Sometimes the care workers saw the behavior as a response to a critical situation—“because he is vulnerable he becomes angry.” As the study progressed, researchers began to observe changes in the care provider’s attitudes and approach to activities. They noted that when the caregivers experienced a situation as challenging, they more frequently started to reflect on the patients’ needs (Lykkeslet et al., 2014).
Mrs. Del Rio at Night
Mrs. Del Rio has moderate dementia and lives at home with 24-hour care from family members and a caregiver. She is often incontinent of urine at night and has been wearing a diaper for the last year when she is in bed. Her daughters usually have to change her diaper once or twice each night and occasionally need to change wet sheets if Mrs. Del Rio takes her diaper off at night. They keep a spare set of sheets and a pad handy just in case.
Antecedent: One night Mrs. Del Rio’s daughter is helping her mom get ready for bed.

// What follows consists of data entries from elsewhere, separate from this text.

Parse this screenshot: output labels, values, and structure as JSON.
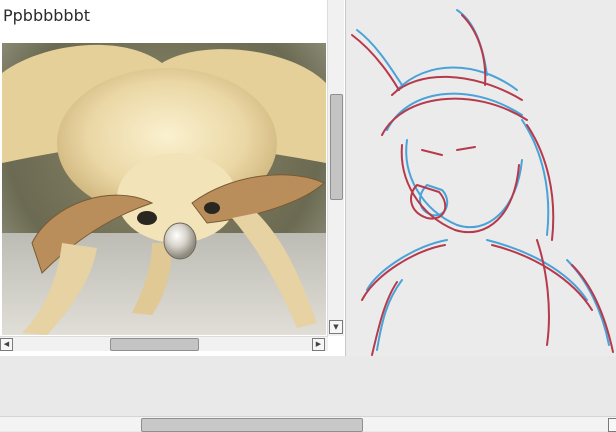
{
  "reference_panel": {
    "title": "Ppbbbbbbt",
    "image_icon": "moth-photo"
  },
  "scroll_glyphs": {
    "down": "▼",
    "left": "◀",
    "right": "▶"
  },
  "canvas": {
    "sketch_icon": "character-sketch",
    "colors": {
      "red_line": "#b63a4c",
      "blue_line": "#4aa3d8"
    }
  }
}
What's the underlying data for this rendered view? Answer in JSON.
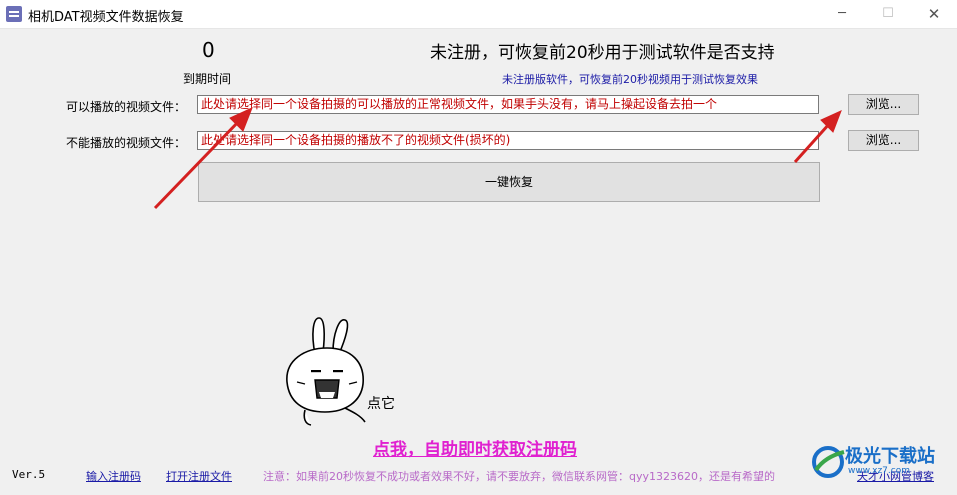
{
  "window": {
    "title": "相机DAT视频文件数据恢复",
    "minimize": "─",
    "maximize": "☐",
    "close": "✕"
  },
  "status": {
    "timer_value": "0",
    "expire_label": "到期时间",
    "registration": "未注册，可恢复前20秒用于测试软件是否支持",
    "hint": "未注册版软件，可恢复前20秒视频用于测试恢复效果"
  },
  "form": {
    "playable_label": "可以播放的视频文件：",
    "playable_value": "此处请选择同一个设备拍摄的可以播放的正常视频文件，如果手头没有，请马上操起设备去拍一个",
    "broken_label": "不能播放的视频文件：",
    "broken_value": "此处请选择同一个设备拍摄的播放不了的视频文件(损坏的)",
    "browse_label": "浏览...",
    "recover_label": "一键恢复"
  },
  "mascot": {
    "caption": "点它"
  },
  "promo": {
    "get_code": "点我，自助即时获取注册码"
  },
  "footer": {
    "version": "Ver.5",
    "input_code": "输入注册码",
    "open_file": "打开注册文件",
    "notice": "注意：如果前20秒恢复不成功或者效果不好，请不要放弃，微信联系网管：qyy1323620，还是有希望的",
    "blog": "天才小网管博客"
  },
  "watermark": {
    "text": "极光下载站",
    "url": "www.xz7.com"
  },
  "colors": {
    "field_text": "#c00000",
    "hint_blue": "#1a1aa6",
    "promo_magenta": "#e020d0",
    "arrow_red": "#d42020"
  }
}
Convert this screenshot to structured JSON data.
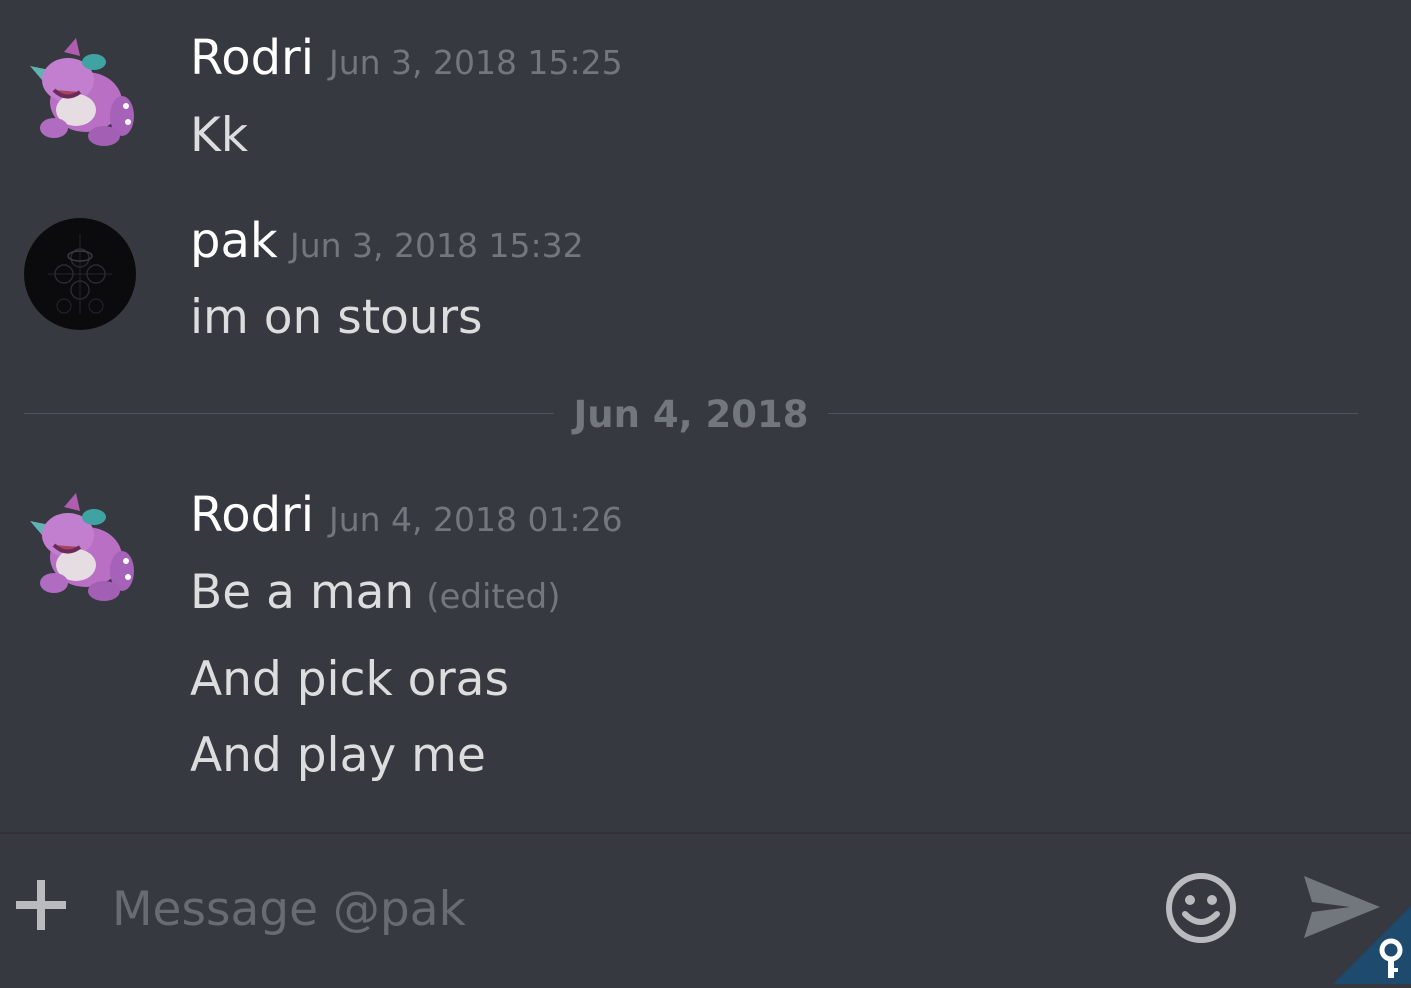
{
  "messages": [
    {
      "author": "Rodri",
      "timestamp": "Jun 3, 2018 15:25",
      "lines": [
        "Kk"
      ],
      "avatar": "nidoking-avatar"
    },
    {
      "author": "pak",
      "timestamp": "Jun 3, 2018 15:32",
      "lines": [
        "im on stours"
      ],
      "avatar": "dark-emblem-avatar"
    },
    {
      "author": "Rodri",
      "timestamp": "Jun 4, 2018 01:26",
      "lines": [
        "Be a man",
        "And pick oras",
        "And play me"
      ],
      "edited_label": "(edited)",
      "avatar": "nidoking-avatar"
    }
  ],
  "date_divider": "Jun 4, 2018",
  "composer": {
    "placeholder": "Message @pak",
    "icons": [
      "plus-icon",
      "emoji-icon",
      "send-icon",
      "key-icon"
    ]
  },
  "colors": {
    "background": "#36393f",
    "username": "#ffffff",
    "message_text": "#dcddde",
    "muted": "#72767d",
    "corner_badge": "#1e4a6e"
  }
}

She bends over to help her mother put on the diaper but her mother gets very angry and shouts, “I despise that thing, I won’t wear it” and pushes it away. Her daughter explains the need to wear the diaper at night to keep from peeing in her bed. She also gets angry at her mother, thinking of her own fatigue and lost sleep when faced with the prospect of stripping a wet bed in the middle of the night. Mrs. Del Rio again refuses the diaper and climbs into bed.
Behavior: Mrs. Del Rio’s daughter is confused—her mother has never refused the diaper before. She is worried that her mother’s dementia is getting worse. She checks back in about an hour and slips a diaper onto Mrs. Del Rio while she is sleeping. A little while later she hears Mrs. Del Rio getting up to the bathroom and goes in to help her. She has torn off the diaper and angrily throws it to the ground. “I despise that thing and I won’t wear it” her mother yells. Her bed is also wet.
Consequence: When her mother wets the bed her daughter awakens fully and has a hard time getting back to sleep. She already gets up 2 to 3 times per night to check on her mother and can’t imagine losing even more sleep. Sometimes she awakens and finds her mom asleep in a wet bed and very cold. Her mother has frequent urinary tract infections and her daughters are making a concerted effort to keep Mrs. Del Rio clean and dry.
Discussion: Mrs. Del Rio’s daughter tries to figure out what has changed. Her mother is usually easy to deal with and understands the reason for the diaper. After a little thinking she realizes that her mother might not like the new diapers she recently bought. They are too tight and chafe her mother’s skin. She offers a slightly larger, softer diaper to her mother who replies, “Yes, thank you—that’s much better. I love you” as she happily pulls up the diaper and climbs back in bed. In the morning both the diaper and the bed are completely dry. Mrs. Del Rio never complains about the diaper again.